**Dataset excerpts**
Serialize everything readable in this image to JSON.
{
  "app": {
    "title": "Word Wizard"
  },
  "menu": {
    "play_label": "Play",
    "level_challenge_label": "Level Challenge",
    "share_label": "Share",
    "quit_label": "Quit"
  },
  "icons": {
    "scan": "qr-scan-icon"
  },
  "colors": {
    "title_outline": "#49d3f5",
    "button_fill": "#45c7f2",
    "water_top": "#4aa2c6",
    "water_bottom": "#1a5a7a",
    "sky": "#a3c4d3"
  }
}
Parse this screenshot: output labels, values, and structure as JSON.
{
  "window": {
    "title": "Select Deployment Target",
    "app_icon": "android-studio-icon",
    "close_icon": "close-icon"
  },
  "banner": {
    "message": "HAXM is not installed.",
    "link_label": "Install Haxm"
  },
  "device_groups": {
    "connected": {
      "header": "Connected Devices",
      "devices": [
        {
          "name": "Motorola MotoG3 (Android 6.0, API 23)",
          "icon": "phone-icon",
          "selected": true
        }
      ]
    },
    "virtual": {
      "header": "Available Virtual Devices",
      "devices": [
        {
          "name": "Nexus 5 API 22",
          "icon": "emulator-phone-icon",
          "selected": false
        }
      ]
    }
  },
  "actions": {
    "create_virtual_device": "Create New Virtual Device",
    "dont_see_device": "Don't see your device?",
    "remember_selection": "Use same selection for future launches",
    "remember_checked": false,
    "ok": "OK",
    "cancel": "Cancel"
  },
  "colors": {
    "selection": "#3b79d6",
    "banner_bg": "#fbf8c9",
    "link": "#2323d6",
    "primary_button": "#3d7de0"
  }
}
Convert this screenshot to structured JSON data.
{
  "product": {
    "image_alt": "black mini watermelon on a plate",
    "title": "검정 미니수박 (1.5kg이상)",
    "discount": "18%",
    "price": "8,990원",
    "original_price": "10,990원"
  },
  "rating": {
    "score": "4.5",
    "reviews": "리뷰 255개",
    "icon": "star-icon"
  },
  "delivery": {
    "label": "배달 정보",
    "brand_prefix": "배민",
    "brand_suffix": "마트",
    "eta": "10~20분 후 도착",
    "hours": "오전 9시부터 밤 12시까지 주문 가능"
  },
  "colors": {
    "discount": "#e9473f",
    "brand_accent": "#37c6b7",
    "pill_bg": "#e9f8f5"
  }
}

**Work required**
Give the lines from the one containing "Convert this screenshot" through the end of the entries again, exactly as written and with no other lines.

**Finished task**
Convert this screenshot to structured JSON data.
{
  "product": {
    "image_alt": "black mini watermelon on a plate",
    "title": "검정 미니수박 (1.5kg이상)",
    "discount": "18%",
    "price": "8,990원",
    "original_price": "10,990원"
  },
  "rating": {
    "score": "4.5",
    "reviews": "리뷰 255개",
    "icon": "star-icon"
  },
  "delivery": {
    "label": "배달 정보",
    "brand_prefix": "배민",
    "brand_suffix": "마트",
    "eta": "10~20분 후 도착",
    "hours": "오전 9시부터 밤 12시까지 주문 가능"
  },
  "colors": {
    "discount": "#e9473f",
    "brand_accent": "#37c6b7",
    "pill_bg": "#e9f8f5"
  }
}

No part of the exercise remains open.